40. For minor eye irritation apply strained wheatgrass juice mixed with half pure water in an eyecup for 15 – 30 seconds.
41. Massage 6 ounces into the scalp and cover with shower cap for 15 minutes to help eliminate dandruff.
42. Wheatgrass juice can be used as a douche for many feminine complications.
43. Wheatgrass juice is great for constipation and keeping the bowels open because it is high in magnesium.
46. Wheatgrass juice is great for blood disorders of all kinds.
47. Another benefit of wheatgrass is you can grow it in just about a weeks, right in your own home.
48. Wheatgrass is gluten- free because it’s cut before the grain forms.
49. Dr. Earp Thomas said, “Wheat is the king of all grain foods”. He found that an ounce of wheatgrass in a gallon of fluoridated water would turn the fluorine into harmless calcium-phosphate-fluoride compound. Used in wash water it adds softness to the face and hands. In the bath, it is most soothing. It stops bleeding, eases itching, and helps sores and pimples to heal. Dr. Thomas further discovered that fruits and vegetables contaminated by sprays were thoroughly cleaned and the negative food transformed by wash water with a wisp of wheatgrass placed in the water.
50. And Finally – By taking wheatgrass juice, one may feel an increase in strength and endurance, renewed health and spirituality, and experience an overall sense of well-being.
And after all, isn’t that something we’re all looking for?

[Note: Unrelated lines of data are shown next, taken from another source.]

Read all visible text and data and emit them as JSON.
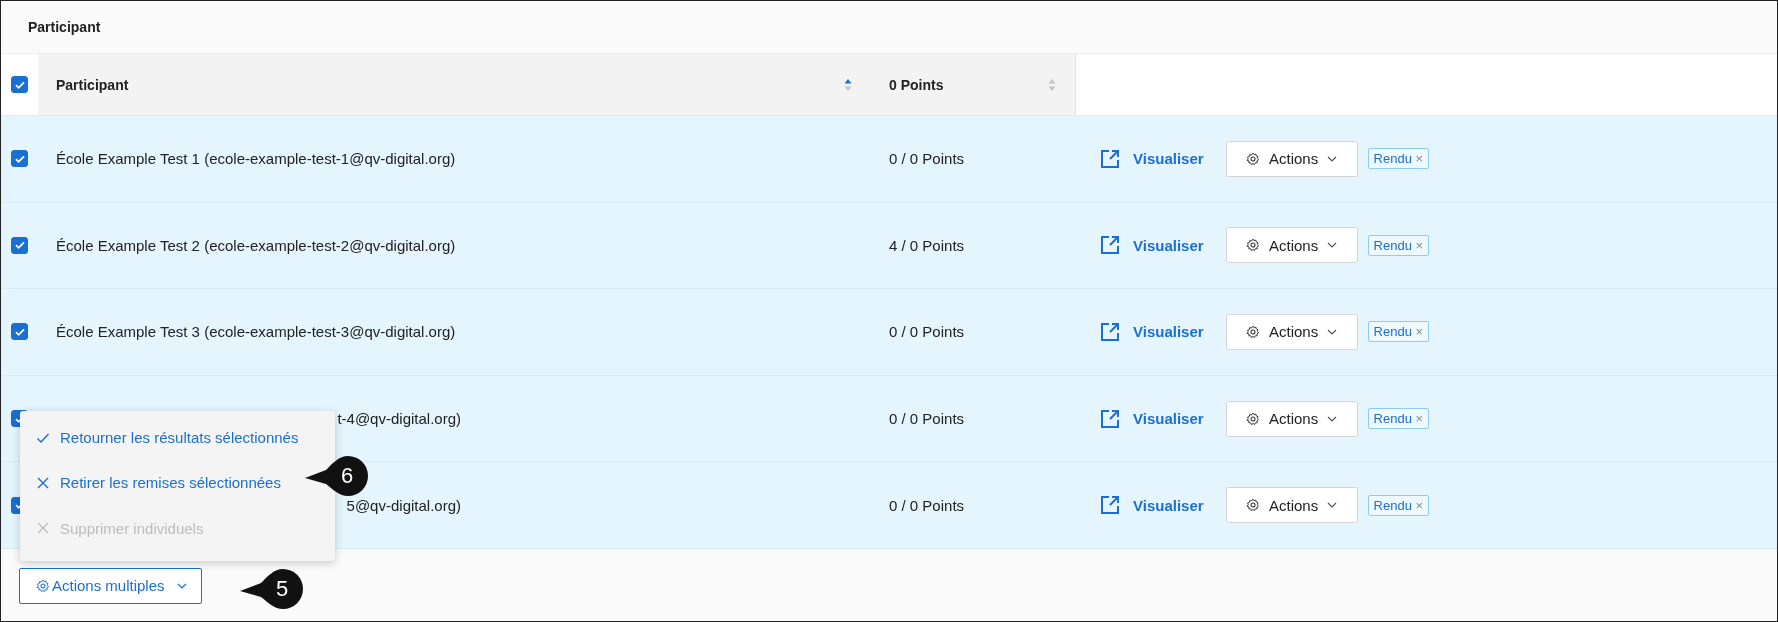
{
  "title": "Participant",
  "select_all": {
    "checked": true
  },
  "columns": [
    {
      "label": "Participant",
      "sorted": true
    },
    {
      "label": "0 Points",
      "sorted": false
    }
  ],
  "rows": [
    {
      "kind": "full",
      "checked": true,
      "name": "École Example Test 1 (ecole-example-test-1@qv-digital.org)",
      "points": "0 / 0 Points",
      "view": "Visualiser",
      "actions": "Actions",
      "tag": "Rendu",
      "tag_close": "×"
    },
    {
      "kind": "full",
      "checked": true,
      "name": "École Example Test 2 (ecole-example-test-2@qv-digital.org)",
      "points": "4 / 0 Points",
      "view": "Visualiser",
      "actions": "Actions",
      "tag": "Rendu",
      "tag_close": "×"
    },
    {
      "kind": "full",
      "checked": true,
      "name": "École Example Test 3 (ecole-example-test-3@qv-digital.org)",
      "points": "0 / 0 Points",
      "view": "Visualiser",
      "actions": "Actions",
      "tag": "Rendu",
      "tag_close": "×"
    },
    {
      "kind": "partial",
      "checked": true,
      "name": "t-4@qv-digital.org)",
      "points": "0 / 0 Points",
      "view": "Visualiser",
      "actions": "Actions",
      "tag": "Rendu",
      "tag_close": "×"
    },
    {
      "kind": "partial",
      "checked": true,
      "name": "5@qv-digital.org)",
      "points": "0 / 0 Points",
      "view": "Visualiser",
      "actions": "Actions",
      "tag": "Rendu",
      "tag_close": "×"
    }
  ],
  "menu": [
    {
      "kind": "check",
      "label": "Retourner les résultats sélectionnés",
      "disabled": false
    },
    {
      "kind": "cross",
      "label": "Retirer les remises sélectionnées",
      "disabled": false
    },
    {
      "kind": "cross",
      "label": "Supprimer individuels",
      "disabled": true
    }
  ],
  "bulk_button": {
    "label": "Actions multiples"
  },
  "callouts": [
    {
      "number": "6"
    },
    {
      "number": "5"
    }
  ]
}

Nutritional Facts ( This particular analysIs was performed by Irvine Analytical Laboratories. Inc on 100grams (2 Boz ) of wheatgrass Juice )
Vol 28 Issue 3 Page 20